In the records that come next, find every line with "phone". Return those lines.

## Dataset extract:
..............................
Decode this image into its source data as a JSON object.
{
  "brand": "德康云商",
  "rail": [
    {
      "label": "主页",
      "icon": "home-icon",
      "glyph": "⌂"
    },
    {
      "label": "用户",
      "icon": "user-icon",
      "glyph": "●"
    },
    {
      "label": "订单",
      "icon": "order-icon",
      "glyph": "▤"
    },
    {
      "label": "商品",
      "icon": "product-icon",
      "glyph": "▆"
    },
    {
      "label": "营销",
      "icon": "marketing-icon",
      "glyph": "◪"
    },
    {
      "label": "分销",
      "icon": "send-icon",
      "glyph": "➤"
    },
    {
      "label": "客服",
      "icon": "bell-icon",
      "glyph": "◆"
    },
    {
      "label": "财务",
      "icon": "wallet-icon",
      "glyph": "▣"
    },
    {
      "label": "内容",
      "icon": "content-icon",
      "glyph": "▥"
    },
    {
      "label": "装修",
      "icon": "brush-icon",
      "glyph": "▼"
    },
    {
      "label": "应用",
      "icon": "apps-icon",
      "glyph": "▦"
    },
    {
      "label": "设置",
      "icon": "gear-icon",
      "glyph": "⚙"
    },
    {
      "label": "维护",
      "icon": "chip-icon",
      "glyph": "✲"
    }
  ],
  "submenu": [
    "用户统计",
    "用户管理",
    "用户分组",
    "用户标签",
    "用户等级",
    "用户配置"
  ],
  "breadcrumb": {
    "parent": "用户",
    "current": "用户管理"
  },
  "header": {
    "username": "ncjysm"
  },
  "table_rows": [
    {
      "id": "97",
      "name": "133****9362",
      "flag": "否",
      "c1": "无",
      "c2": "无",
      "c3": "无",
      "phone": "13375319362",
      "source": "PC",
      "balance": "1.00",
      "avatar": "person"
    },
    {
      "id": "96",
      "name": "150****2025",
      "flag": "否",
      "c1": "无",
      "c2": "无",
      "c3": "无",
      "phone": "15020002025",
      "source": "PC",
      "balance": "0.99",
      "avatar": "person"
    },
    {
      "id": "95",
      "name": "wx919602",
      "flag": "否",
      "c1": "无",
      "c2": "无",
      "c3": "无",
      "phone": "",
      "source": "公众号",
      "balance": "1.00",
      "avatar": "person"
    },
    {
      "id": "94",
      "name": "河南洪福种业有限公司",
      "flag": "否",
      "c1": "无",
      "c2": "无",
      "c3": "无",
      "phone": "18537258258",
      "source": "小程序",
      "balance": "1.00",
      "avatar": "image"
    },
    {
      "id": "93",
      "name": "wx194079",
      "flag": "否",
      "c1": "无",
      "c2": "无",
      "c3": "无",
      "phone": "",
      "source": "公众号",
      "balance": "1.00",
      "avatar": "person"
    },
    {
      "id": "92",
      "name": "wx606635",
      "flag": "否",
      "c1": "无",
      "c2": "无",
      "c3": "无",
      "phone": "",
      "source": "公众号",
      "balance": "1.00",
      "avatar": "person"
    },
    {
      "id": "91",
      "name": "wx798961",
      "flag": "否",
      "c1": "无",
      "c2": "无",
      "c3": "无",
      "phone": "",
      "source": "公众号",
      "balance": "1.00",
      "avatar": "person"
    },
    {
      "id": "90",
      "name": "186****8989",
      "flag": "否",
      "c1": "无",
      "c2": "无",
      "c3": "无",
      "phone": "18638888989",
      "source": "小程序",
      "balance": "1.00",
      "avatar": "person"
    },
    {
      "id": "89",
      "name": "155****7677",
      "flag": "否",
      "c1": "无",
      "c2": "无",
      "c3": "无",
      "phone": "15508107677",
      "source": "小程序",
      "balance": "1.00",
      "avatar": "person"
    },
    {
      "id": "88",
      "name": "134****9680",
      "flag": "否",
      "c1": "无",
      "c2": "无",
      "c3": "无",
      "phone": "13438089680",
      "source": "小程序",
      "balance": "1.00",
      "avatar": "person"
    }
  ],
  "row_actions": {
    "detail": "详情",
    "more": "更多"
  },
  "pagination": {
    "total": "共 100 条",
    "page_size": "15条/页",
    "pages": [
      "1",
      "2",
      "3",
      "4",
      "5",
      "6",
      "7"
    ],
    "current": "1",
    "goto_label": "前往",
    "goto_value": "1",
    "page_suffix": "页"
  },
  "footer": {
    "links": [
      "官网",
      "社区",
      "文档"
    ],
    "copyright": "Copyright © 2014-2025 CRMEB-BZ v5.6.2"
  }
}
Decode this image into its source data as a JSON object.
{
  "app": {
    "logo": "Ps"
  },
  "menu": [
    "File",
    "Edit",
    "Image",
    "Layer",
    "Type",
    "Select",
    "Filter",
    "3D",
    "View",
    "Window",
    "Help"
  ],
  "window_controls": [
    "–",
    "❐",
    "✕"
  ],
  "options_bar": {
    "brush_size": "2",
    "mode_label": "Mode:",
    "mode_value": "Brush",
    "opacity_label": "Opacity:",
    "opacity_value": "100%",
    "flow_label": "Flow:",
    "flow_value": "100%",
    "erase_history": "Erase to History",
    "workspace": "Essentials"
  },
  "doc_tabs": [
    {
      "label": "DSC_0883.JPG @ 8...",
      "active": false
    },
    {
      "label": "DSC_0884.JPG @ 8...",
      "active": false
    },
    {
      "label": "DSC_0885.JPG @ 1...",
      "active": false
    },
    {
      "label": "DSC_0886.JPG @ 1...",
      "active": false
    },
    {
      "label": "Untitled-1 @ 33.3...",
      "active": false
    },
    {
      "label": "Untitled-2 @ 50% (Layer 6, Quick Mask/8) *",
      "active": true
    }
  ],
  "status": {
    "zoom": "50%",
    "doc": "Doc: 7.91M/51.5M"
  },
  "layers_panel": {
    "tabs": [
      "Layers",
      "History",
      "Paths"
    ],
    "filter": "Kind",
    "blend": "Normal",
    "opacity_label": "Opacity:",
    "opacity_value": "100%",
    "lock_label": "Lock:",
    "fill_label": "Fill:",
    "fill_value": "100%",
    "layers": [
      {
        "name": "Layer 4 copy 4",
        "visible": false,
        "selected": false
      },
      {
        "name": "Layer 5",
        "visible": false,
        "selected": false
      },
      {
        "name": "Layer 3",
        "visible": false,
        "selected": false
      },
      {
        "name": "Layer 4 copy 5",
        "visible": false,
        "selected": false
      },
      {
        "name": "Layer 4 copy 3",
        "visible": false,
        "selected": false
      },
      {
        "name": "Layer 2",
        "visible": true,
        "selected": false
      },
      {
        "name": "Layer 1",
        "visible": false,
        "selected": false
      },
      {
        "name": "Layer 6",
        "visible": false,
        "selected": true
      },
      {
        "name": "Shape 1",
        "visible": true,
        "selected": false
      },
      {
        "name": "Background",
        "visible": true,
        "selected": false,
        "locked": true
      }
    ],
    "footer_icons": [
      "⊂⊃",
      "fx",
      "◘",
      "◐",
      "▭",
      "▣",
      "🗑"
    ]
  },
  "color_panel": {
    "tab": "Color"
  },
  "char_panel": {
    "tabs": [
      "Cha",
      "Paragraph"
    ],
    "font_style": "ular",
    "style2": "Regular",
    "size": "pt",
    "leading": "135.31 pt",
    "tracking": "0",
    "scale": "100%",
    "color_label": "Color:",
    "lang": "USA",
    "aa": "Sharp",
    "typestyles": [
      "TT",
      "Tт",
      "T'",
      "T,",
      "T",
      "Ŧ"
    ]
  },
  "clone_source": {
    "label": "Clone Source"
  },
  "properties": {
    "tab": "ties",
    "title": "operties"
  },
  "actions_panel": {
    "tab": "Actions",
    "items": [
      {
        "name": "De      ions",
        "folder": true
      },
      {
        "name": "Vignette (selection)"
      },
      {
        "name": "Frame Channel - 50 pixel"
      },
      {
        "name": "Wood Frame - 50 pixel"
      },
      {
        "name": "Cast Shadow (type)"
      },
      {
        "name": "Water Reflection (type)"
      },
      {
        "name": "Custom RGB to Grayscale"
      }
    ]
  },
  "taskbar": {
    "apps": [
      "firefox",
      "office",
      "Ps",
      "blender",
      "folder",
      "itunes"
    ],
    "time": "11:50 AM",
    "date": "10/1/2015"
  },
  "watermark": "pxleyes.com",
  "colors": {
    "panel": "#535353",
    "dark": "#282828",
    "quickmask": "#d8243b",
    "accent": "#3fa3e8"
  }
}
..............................
## Response:
      "phone": "13375319362",
      "phone": "15020002025",
      "phone": "",
      "phone": "18537258258",
      "phone": "",
      "phone": "",
      "phone": "",
      "phone": "18638888989",
      "phone": "15508107677",
      "phone": "13438089680",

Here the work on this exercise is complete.